== WORK INSTRUCTIONS ==
Return only those lines of the material that contain "Navigation".
(DATASET RECORDS)
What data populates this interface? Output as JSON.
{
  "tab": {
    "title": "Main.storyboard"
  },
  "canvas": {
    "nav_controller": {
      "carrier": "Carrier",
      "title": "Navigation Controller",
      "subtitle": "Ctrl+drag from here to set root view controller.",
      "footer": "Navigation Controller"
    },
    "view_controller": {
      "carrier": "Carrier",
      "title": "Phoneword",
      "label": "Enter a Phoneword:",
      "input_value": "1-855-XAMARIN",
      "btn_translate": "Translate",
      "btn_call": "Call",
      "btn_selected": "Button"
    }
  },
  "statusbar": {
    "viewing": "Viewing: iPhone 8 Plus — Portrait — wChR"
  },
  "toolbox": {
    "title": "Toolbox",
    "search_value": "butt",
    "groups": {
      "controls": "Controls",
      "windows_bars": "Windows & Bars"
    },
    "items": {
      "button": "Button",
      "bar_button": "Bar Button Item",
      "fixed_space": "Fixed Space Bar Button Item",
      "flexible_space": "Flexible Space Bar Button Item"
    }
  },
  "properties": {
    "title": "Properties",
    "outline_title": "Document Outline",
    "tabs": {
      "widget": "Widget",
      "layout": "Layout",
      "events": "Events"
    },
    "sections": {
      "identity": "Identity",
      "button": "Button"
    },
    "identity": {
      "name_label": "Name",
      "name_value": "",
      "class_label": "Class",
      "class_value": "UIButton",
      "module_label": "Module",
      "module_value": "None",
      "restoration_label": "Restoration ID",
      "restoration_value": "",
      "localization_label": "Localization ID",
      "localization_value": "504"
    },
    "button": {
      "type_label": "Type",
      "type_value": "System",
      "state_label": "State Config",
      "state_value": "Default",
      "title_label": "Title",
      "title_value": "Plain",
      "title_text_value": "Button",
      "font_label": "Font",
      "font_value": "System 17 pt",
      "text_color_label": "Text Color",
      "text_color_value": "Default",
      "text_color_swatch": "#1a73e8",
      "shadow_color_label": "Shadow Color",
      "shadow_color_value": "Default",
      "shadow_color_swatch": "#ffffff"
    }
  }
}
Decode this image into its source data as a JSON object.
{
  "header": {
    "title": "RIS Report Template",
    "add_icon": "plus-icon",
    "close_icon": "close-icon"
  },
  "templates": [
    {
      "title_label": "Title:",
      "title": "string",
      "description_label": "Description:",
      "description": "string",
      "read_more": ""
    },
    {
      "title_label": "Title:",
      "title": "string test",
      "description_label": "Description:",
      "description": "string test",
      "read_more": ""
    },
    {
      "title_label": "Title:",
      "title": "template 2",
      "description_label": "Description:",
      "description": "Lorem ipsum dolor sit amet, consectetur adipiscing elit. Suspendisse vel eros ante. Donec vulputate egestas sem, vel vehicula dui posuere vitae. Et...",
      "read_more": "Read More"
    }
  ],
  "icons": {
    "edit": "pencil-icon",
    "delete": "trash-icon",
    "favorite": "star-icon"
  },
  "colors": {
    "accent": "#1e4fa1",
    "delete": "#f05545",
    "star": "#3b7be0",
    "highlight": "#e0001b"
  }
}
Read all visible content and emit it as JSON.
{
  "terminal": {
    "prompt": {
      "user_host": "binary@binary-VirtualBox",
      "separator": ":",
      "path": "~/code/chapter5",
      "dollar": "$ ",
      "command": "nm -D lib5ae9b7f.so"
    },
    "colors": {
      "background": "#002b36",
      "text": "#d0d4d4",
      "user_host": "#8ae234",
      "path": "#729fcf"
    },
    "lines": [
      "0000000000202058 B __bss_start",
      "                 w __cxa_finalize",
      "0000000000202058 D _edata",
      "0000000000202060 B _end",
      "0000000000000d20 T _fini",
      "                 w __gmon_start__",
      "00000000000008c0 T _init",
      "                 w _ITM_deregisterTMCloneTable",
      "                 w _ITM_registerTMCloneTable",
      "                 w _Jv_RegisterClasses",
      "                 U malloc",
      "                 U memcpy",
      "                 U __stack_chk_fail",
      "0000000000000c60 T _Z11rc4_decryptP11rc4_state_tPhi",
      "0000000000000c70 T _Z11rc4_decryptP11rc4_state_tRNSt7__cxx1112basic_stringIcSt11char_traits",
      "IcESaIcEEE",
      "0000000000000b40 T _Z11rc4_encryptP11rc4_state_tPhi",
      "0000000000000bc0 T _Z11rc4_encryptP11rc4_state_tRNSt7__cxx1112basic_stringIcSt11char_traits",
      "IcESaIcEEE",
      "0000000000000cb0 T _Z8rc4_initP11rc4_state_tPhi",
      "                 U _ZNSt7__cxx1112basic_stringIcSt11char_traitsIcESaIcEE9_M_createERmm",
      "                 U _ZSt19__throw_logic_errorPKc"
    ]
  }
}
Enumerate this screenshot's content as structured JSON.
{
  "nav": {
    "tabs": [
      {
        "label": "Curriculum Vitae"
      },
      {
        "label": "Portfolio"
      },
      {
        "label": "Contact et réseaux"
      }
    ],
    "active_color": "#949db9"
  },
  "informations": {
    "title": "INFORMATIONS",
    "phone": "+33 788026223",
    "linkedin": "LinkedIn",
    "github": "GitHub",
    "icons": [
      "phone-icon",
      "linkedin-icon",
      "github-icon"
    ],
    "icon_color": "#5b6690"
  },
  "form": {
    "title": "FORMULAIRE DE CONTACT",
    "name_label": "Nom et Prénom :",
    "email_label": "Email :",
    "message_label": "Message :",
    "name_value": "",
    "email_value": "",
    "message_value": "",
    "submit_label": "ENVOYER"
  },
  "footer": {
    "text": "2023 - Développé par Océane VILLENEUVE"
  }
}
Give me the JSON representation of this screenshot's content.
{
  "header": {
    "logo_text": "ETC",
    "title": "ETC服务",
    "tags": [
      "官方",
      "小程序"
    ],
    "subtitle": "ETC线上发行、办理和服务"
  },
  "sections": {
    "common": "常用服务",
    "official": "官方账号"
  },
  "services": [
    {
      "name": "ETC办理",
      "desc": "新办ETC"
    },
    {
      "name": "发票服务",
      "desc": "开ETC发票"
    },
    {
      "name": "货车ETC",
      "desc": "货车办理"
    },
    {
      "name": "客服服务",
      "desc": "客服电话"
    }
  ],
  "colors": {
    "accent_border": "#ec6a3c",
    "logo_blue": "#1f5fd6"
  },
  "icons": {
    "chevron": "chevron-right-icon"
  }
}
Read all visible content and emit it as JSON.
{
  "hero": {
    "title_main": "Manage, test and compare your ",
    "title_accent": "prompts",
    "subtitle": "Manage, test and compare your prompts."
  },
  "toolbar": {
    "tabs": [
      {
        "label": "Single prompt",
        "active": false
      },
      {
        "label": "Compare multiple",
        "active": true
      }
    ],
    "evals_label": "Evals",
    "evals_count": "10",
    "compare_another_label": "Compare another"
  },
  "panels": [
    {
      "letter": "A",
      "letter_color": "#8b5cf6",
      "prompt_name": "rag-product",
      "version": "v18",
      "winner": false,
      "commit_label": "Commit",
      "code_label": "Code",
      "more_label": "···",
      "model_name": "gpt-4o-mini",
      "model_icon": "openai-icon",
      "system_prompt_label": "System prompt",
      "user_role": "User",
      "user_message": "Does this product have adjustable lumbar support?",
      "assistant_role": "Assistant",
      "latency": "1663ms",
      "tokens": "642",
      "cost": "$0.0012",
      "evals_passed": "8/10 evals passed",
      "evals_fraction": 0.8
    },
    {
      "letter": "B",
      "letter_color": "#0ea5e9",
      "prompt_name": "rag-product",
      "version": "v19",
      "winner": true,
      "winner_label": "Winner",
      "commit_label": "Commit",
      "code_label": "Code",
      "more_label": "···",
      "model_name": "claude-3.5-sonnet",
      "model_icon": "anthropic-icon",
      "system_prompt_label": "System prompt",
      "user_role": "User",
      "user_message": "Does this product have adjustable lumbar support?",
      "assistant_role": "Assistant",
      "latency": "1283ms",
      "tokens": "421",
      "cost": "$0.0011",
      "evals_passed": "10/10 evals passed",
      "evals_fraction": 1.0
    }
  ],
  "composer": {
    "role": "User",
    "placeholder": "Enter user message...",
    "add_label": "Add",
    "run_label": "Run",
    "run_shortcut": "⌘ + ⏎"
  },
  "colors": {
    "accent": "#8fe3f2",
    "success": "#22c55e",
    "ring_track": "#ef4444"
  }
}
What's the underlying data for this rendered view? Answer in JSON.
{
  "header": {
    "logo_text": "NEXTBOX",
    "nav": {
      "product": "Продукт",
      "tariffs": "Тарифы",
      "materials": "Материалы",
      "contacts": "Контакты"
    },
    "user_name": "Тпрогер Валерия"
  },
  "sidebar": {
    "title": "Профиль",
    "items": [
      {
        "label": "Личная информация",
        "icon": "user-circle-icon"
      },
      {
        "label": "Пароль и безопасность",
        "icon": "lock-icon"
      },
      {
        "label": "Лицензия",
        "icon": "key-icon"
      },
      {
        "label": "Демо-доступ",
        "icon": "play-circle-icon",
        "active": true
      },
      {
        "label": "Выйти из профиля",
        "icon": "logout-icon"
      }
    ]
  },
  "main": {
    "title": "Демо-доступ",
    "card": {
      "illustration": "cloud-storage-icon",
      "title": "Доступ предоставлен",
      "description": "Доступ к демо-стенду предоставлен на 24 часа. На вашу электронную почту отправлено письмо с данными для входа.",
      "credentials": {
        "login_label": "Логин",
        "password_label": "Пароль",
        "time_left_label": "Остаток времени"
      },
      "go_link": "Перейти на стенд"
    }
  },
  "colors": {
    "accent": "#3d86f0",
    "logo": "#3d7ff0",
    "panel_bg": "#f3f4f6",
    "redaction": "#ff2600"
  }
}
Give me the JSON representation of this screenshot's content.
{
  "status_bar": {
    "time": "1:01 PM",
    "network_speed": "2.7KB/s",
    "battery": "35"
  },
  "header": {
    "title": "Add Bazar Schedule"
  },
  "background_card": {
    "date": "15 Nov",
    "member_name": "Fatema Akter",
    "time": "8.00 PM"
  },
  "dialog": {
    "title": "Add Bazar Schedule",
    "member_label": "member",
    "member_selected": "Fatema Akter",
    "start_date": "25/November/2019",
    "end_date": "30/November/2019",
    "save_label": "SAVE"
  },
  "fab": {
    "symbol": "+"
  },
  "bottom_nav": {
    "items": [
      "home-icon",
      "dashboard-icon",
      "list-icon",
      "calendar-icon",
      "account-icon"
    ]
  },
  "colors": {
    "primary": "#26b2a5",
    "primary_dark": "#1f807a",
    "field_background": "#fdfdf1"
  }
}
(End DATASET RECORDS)
== ANSWER SPACE ==
      "title": "Navigation Controller",
      "footer": "Navigation Controller"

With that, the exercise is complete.